> **EXERCISE DIRECTIONS**: Could you repeat the records below exactly, without the pictures?

[Excerpts from an interface dataset]

○ ○ ○

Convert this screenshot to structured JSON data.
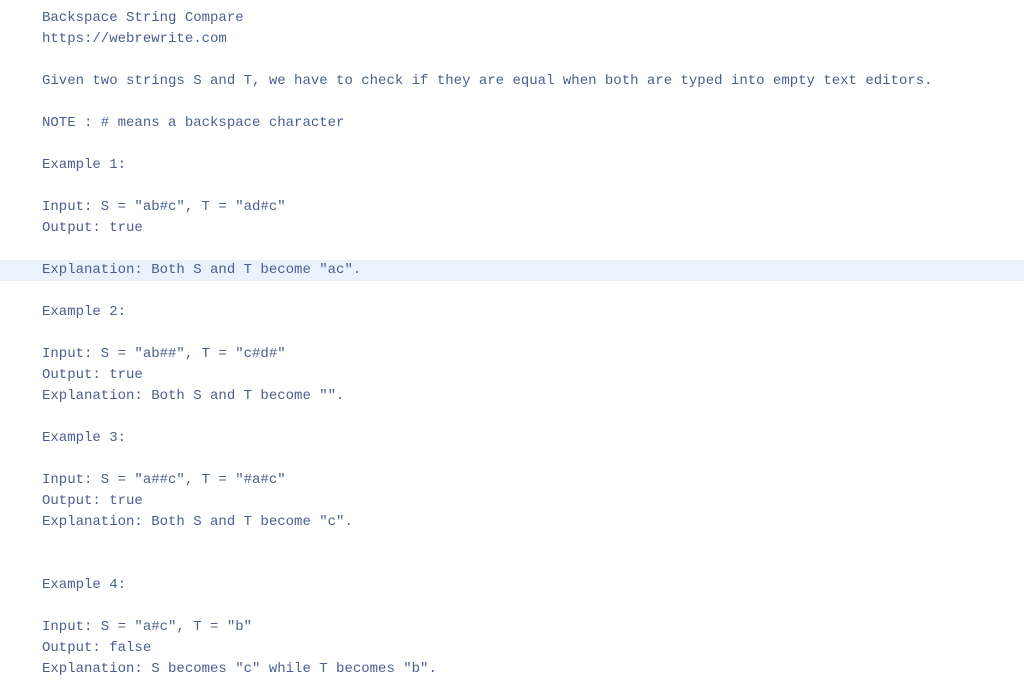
{
  "lines": [
    {
      "text": "Backspace String Compare",
      "highlighted": false
    },
    {
      "text": "https://webrewrite.com",
      "highlighted": false
    },
    {
      "text": "",
      "highlighted": false
    },
    {
      "text": "Given two strings S and T, we have to check if they are equal when both are typed into empty text editors.",
      "highlighted": false
    },
    {
      "text": "",
      "highlighted": false
    },
    {
      "text": "NOTE : # means a backspace character",
      "highlighted": false
    },
    {
      "text": "",
      "highlighted": false
    },
    {
      "text": "Example 1:",
      "highlighted": false
    },
    {
      "text": "",
      "highlighted": false
    },
    {
      "text": "Input: S = \"ab#c\", T = \"ad#c\"",
      "highlighted": false
    },
    {
      "text": "Output: true",
      "highlighted": false
    },
    {
      "text": "",
      "highlighted": false
    },
    {
      "text": "Explanation: Both S and T become \"ac\".",
      "highlighted": true
    },
    {
      "text": "",
      "highlighted": false
    },
    {
      "text": "Example 2:",
      "highlighted": false
    },
    {
      "text": "",
      "highlighted": false
    },
    {
      "text": "Input: S = \"ab##\", T = \"c#d#\"",
      "highlighted": false
    },
    {
      "text": "Output: true",
      "highlighted": false
    },
    {
      "text": "Explanation: Both S and T become \"\".",
      "highlighted": false
    },
    {
      "text": "",
      "highlighted": false
    },
    {
      "text": "Example 3:",
      "highlighted": false
    },
    {
      "text": "",
      "highlighted": false
    },
    {
      "text": "Input: S = \"a##c\", T = \"#a#c\"",
      "highlighted": false
    },
    {
      "text": "Output: true",
      "highlighted": false
    },
    {
      "text": "Explanation: Both S and T become \"c\".",
      "highlighted": false
    },
    {
      "text": "",
      "highlighted": false
    },
    {
      "text": "",
      "highlighted": false
    },
    {
      "text": "Example 4:",
      "highlighted": false
    },
    {
      "text": "",
      "highlighted": false
    },
    {
      "text": "Input: S = \"a#c\", T = \"b\"",
      "highlighted": false
    },
    {
      "text": "Output: false",
      "highlighted": false
    },
    {
      "text": "Explanation: S becomes \"c\" while T becomes \"b\".",
      "highlighted": false
    }
  ]
}
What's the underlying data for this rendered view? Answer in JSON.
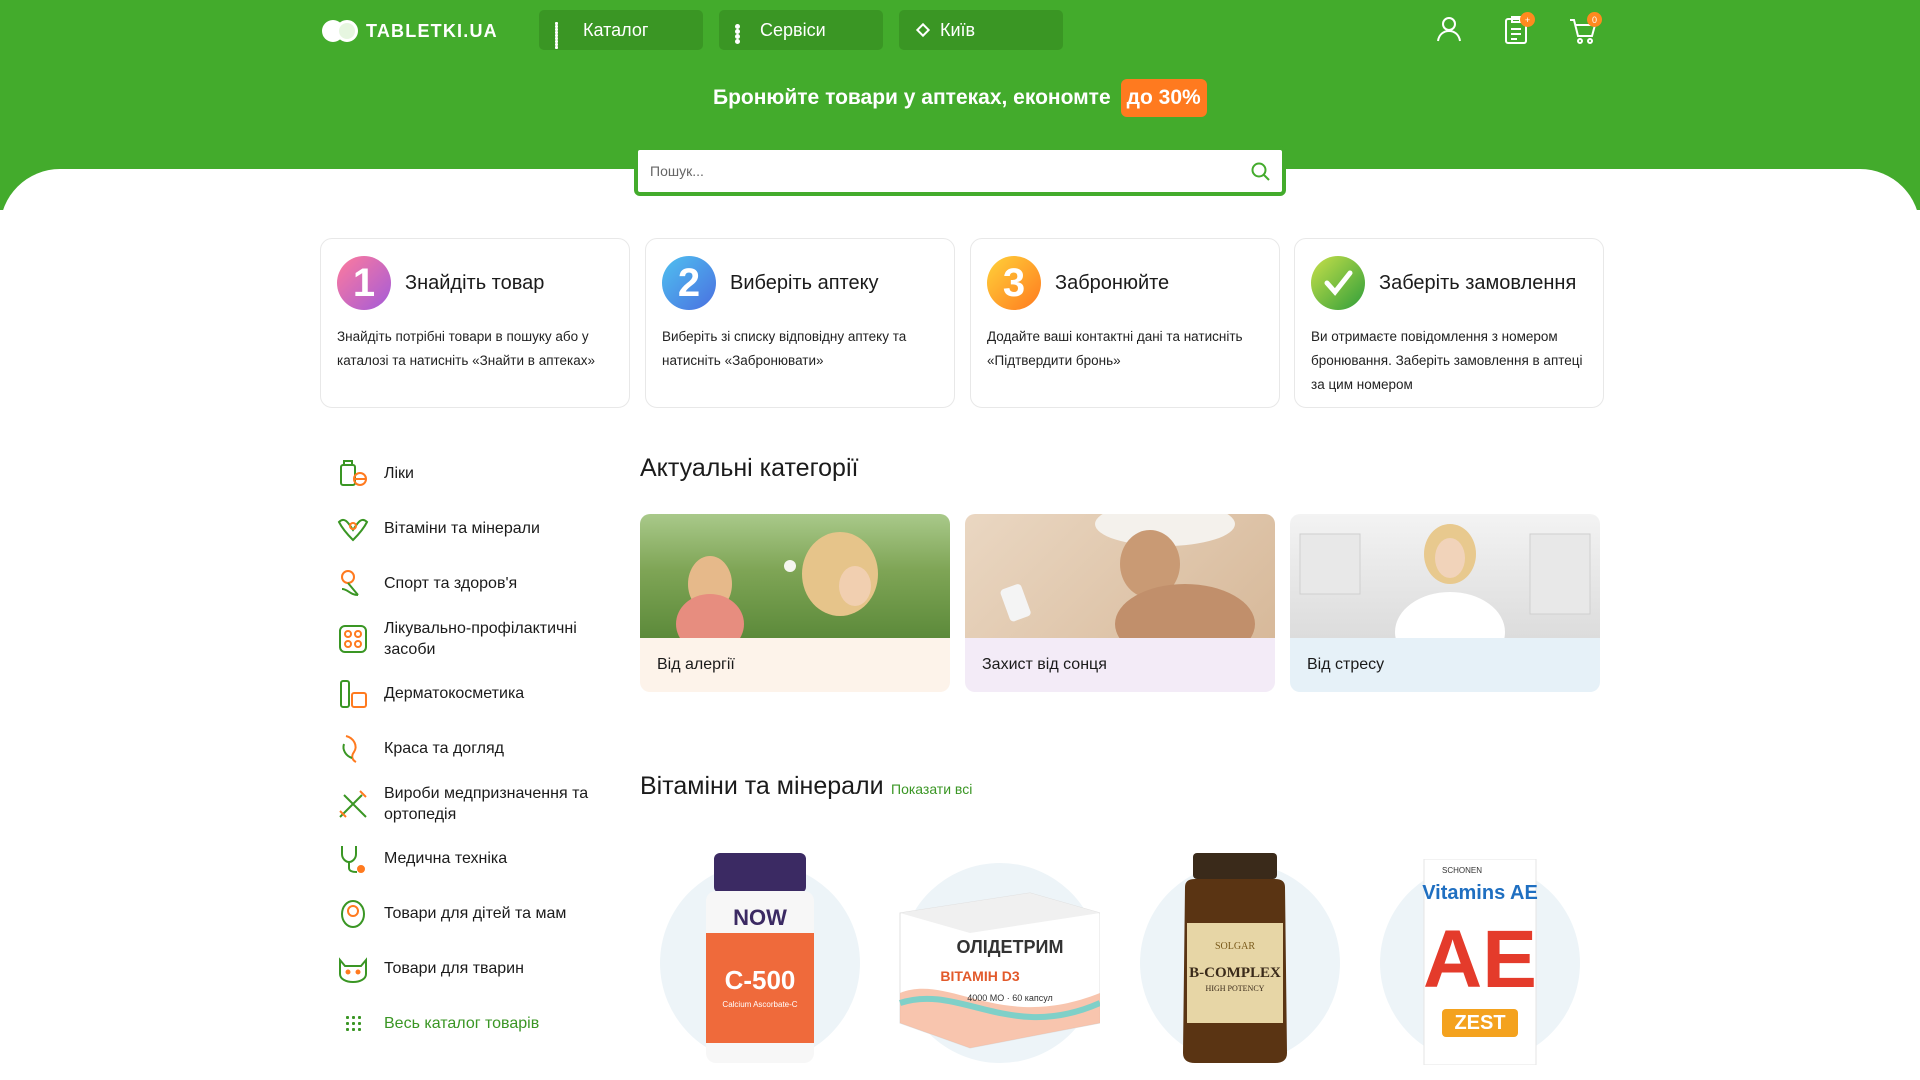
{
  "header": {
    "logo_text": "TABLETKI.UA",
    "catalog_label": "Каталог",
    "services_label": "Сервіси",
    "city_label": "Київ",
    "reservations_badge": "+",
    "cart_badge": "0"
  },
  "promo": {
    "text": "Бронюйте товари у аптеках, економте",
    "badge": "до 30%"
  },
  "search": {
    "placeholder": "Пошук..."
  },
  "steps": [
    {
      "num": "1",
      "title": "Знайдіть товар",
      "text": "Знайдіть потрібні товари в пошуку або у каталозі та натисніть «Знайти в аптеках»"
    },
    {
      "num": "2",
      "title": "Виберіть аптеку",
      "text": "Виберіть зі списку відповідну аптеку та натисніть «Забронювати»"
    },
    {
      "num": "3",
      "title": "Забронюйте",
      "text": "Додайте ваші контактні дані та натисніть «Підтвердити бронь»"
    },
    {
      "num": "",
      "title": "Заберіть замовлення",
      "text": "Ви отримаєте повідомлення з номером бронювання. Заберіть замовлення в аптеці за цим номером"
    }
  ],
  "sidebar": {
    "items": [
      {
        "label": "Ліки",
        "icon": "pills-icon"
      },
      {
        "label": "Вітаміни та мінерали",
        "icon": "vitamins-icon"
      },
      {
        "label": "Спорт та здоров'я",
        "icon": "sport-icon"
      },
      {
        "label": "Лікувально-профілактичні засоби",
        "icon": "prophylactic-icon"
      },
      {
        "label": "Дерматокосметика",
        "icon": "cosmetics-icon"
      },
      {
        "label": "Краса та догляд",
        "icon": "beauty-icon"
      },
      {
        "label": "Вироби медпризначення та ортопедія",
        "icon": "orthopedics-icon"
      },
      {
        "label": "Медична техніка",
        "icon": "stethoscope-icon"
      },
      {
        "label": "Товари для дітей та мам",
        "icon": "baby-icon"
      },
      {
        "label": "Товари для тварин",
        "icon": "cat-icon"
      }
    ],
    "all_catalog": "Весь каталог товарів"
  },
  "categories": {
    "title": "Актуальні категорії",
    "items": [
      {
        "label": "Від алергії",
        "bg": "#fdf3ea"
      },
      {
        "label": "Захист від сонця",
        "bg": "#f3ebf7"
      },
      {
        "label": "Від стресу",
        "bg": "#e6f1f8"
      }
    ]
  },
  "vitamins": {
    "title": "Вітаміни та мінерали",
    "show_all": "Показати всі",
    "products": [
      {
        "brand": "NOW",
        "name": "C-500",
        "sub": "Calcium Ascorbate-C"
      },
      {
        "brand": "ОЛІДЕТРИМ",
        "name": "ВІТАМІН D3",
        "sub": "4000 МО · 60 капсул"
      },
      {
        "brand": "SOLGAR",
        "name": "B-COMPLEX",
        "sub": "HIGH POTENCY"
      },
      {
        "brand": "SCHONEN",
        "name": "Vitamins AE",
        "sub": "ZEST"
      }
    ]
  },
  "colors": {
    "brand_green": "#43ab2c",
    "accent_orange": "#ff7a1f"
  }
}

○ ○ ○

> **EXERCISE SOLUTION**:
Convert this screenshot to structured JSON data.
{
  "lines": [
    {
      "text": "Backspace String Compare",
      "highlighted": false
    },
    {
      "text": "https://webrewrite.com",
      "highlighted": false
    },
    {
      "text": "",
      "highlighted": false
    },
    {
      "text": "Given two strings S and T, we have to check if they are equal when both are typed into empty text editors.",
      "highlighted": false
    },
    {
      "text": "",
      "highlighted": false
    },
    {
      "text": "NOTE : # means a backspace character",
      "highlighted": false
    },
    {
      "text": "",
      "highlighted": false
    },
    {
      "text": "Example 1:",
      "highlighted": false
    },
    {
      "text": "",
      "highlighted": false
    },
    {
      "text": "Input: S = \"ab#c\", T = \"ad#c\"",
      "highlighted": false
    },
    {
      "text": "Output: true",
      "highlighted": false
    },
    {
      "text": "",
      "highlighted": false
    },
    {
      "text": "Explanation: Both S and T become \"ac\".",
      "highlighted": true
    },
    {
      "text": "",
      "highlighted": false
    },
    {
      "text": "Example 2:",
      "highlighted": false
    },
    {
      "text": "",
      "highlighted": false
    },
    {
      "text": "Input: S = \"ab##\", T = \"c#d#\"",
      "highlighted": false
    },
    {
      "text": "Output: true",
      "highlighted": false
    },
    {
      "text": "Explanation: Both S and T become \"\".",
      "highlighted": false
    },
    {
      "text": "",
      "highlighted": false
    },
    {
      "text": "Example 3:",
      "highlighted": false
    },
    {
      "text": "",
      "highlighted": false
    },
    {
      "text": "Input: S = \"a##c\", T = \"#a#c\"",
      "highlighted": false
    },
    {
      "text": "Output: true",
      "highlighted": false
    },
    {
      "text": "Explanation: Both S and T become \"c\".",
      "highlighted": false
    },
    {
      "text": "",
      "highlighted": false
    },
    {
      "text": "",
      "highlighted": false
    },
    {
      "text": "Example 4:",
      "highlighted": false
    },
    {
      "text": "",
      "highlighted": false
    },
    {
      "text": "Input: S = \"a#c\", T = \"b\"",
      "highlighted": false
    },
    {
      "text": "Output: false",
      "highlighted": false
    },
    {
      "text": "Explanation: S becomes \"c\" while T becomes \"b\".",
      "highlighted": false
    }
  ]
}
What's the underlying data for this rendered view? Answer in JSON.
{
  "header": {
    "logo_text": "TABLETKI.UA",
    "catalog_label": "Каталог",
    "services_label": "Сервіси",
    "city_label": "Київ",
    "reservations_badge": "+",
    "cart_badge": "0"
  },
  "promo": {
    "text": "Бронюйте товари у аптеках, економте",
    "badge": "до 30%"
  },
  "search": {
    "placeholder": "Пошук..."
  },
  "steps": [
    {
      "num": "1",
      "title": "Знайдіть товар",
      "text": "Знайдіть потрібні товари в пошуку або у каталозі та натисніть «Знайти в аптеках»"
    },
    {
      "num": "2",
      "title": "Виберіть аптеку",
      "text": "Виберіть зі списку відповідну аптеку та натисніть «Забронювати»"
    },
    {
      "num": "3",
      "title": "Забронюйте",
      "text": "Додайте ваші контактні дані та натисніть «Підтвердити бронь»"
    },
    {
      "num": "",
      "title": "Заберіть замовлення",
      "text": "Ви отримаєте повідомлення з номером бронювання. Заберіть замовлення в аптеці за цим номером"
    }
  ],
  "sidebar": {
    "items": [
      {
        "label": "Ліки",
        "icon": "pills-icon"
      },
      {
        "label": "Вітаміни та мінерали",
        "icon": "vitamins-icon"
      },
      {
        "label": "Спорт та здоров'я",
        "icon": "sport-icon"
      },
      {
        "label": "Лікувально-профілактичні засоби",
        "icon": "prophylactic-icon"
      },
      {
        "label": "Дерматокосметика",
        "icon": "cosmetics-icon"
      },
      {
        "label": "Краса та догляд",
        "icon": "beauty-icon"
      },
      {
        "label": "Вироби медпризначення та ортопедія",
        "icon": "orthopedics-icon"
      },
      {
        "label": "Медична техніка",
        "icon": "stethoscope-icon"
      },
      {
        "label": "Товари для дітей та мам",
        "icon": "baby-icon"
      },
      {
        "label": "Товари для тварин",
        "icon": "cat-icon"
      }
    ],
    "all_catalog": "Весь каталог товарів"
  },
  "categories": {
    "title": "Актуальні категорії",
    "items": [
      {
        "label": "Від алергії",
        "bg": "#fdf3ea"
      },
      {
        "label": "Захист від сонця",
        "bg": "#f3ebf7"
      },
      {
        "label": "Від стресу",
        "bg": "#e6f1f8"
      }
    ]
  },
  "vitamins": {
    "title": "Вітаміни та мінерали",
    "show_all": "Показати всі",
    "products": [
      {
        "brand": "NOW",
        "name": "C-500",
        "sub": "Calcium Ascorbate-C"
      },
      {
        "brand": "ОЛІДЕТРИМ",
        "name": "ВІТАМІН D3",
        "sub": "4000 МО · 60 капсул"
      },
      {
        "brand": "SOLGAR",
        "name": "B-COMPLEX",
        "sub": "HIGH POTENCY"
      },
      {
        "brand": "SCHONEN",
        "name": "Vitamins AE",
        "sub": "ZEST"
      }
    ]
  },
  "colors": {
    "brand_green": "#43ab2c",
    "accent_orange": "#ff7a1f"
  }
}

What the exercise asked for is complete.